Wednesday, March 02, 2005

Prayer and Parable

I had an interesting conversation this afternoon with a vicar visiting Sheffield from Kings Lynn, on prayer and disciplined patterns of prayer. He's been thinking about such things since he visited the Millennium Dome in 2000, and observed how many people visiting the Spirituality Zone were attracted to Eastern religions, specifically because of their sense of discipline in meditation and/or prayer. I lamented the fact that few of the visitors would be aware of the similar prayer disciplines within the Christian tradition, because those traditions were among the many good babies thrown out with the dirty dishwater by successive Protestant reformations as the church first shaped, and then was shaped by, the Modern era of history (shaped both in colluding with and in opposing the spirit of the age). So now we have generations growing up in the West who inherently know there is something good in a disciplined rhythm of prayer, but are disconnected from Christian models - and who rightly recognise that a Christianity devoid of such things doesn't have much spiritual weight to it - and so look elsewhere...
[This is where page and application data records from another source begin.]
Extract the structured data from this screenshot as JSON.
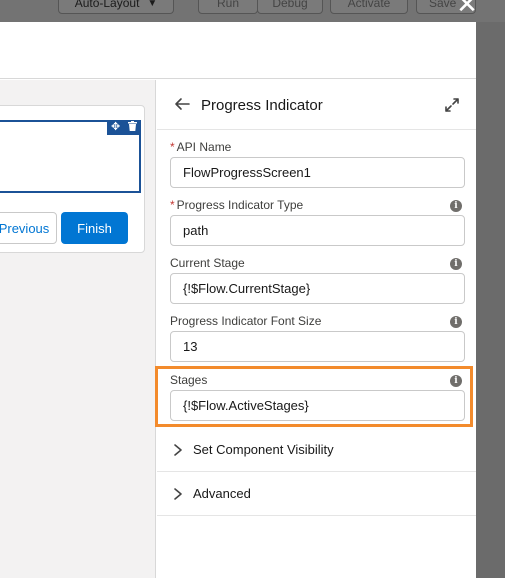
{
  "toolbar": {
    "layout_label": "Auto-Layout",
    "run_label": "Run",
    "debug_label": "Debug",
    "activate_label": "Activate",
    "save_label": "Save"
  },
  "canvas": {
    "previous_label": "Previous",
    "finish_label": "Finish"
  },
  "panel": {
    "title": "Progress Indicator",
    "fields": [
      {
        "label": "API Name",
        "required": true,
        "info": false,
        "value": "FlowProgressScreen1"
      },
      {
        "label": "Progress Indicator Type",
        "required": true,
        "info": true,
        "value": "path"
      },
      {
        "label": "Current Stage",
        "required": false,
        "info": true,
        "value": "{!$Flow.CurrentStage}"
      },
      {
        "label": "Progress Indicator Font Size",
        "required": false,
        "info": true,
        "value": "13"
      },
      {
        "label": "Stages",
        "required": false,
        "info": true,
        "value": "{!$Flow.ActiveStages}"
      }
    ],
    "sections": [
      {
        "label": "Set Component Visibility"
      },
      {
        "label": "Advanced"
      }
    ]
  },
  "colors": {
    "brand": "#0176d3",
    "highlight": "#f38b2c",
    "selection": "#1b5297",
    "required": "#c23934"
  }
}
On a similar vein, I'm off to Sweden next week, and one of the things I love about the Lutheran church there is its rich sense of sacrament, symbol, icon, ritual...the things of the church that evangelicals in the UK have tended to discard as (at best) anachronistic - which I guess they are to my parents' generation, but they aren't to mine. The emerging Post-modern cultures inherently operate at these levels, rather than at the 'logical' levels so valued by their elders. And the symbolism of the church is both a potential door, and potentially creates a habitable space beyond that door, for young adults that I find really exciting.

A re-discovered rhythm of prayer throughout the day, and re-discovered sense of rite and ritual, sacrament and symbol, are essential if we are to engage with our nation today and tomorrow.

No comments:

Post a Comment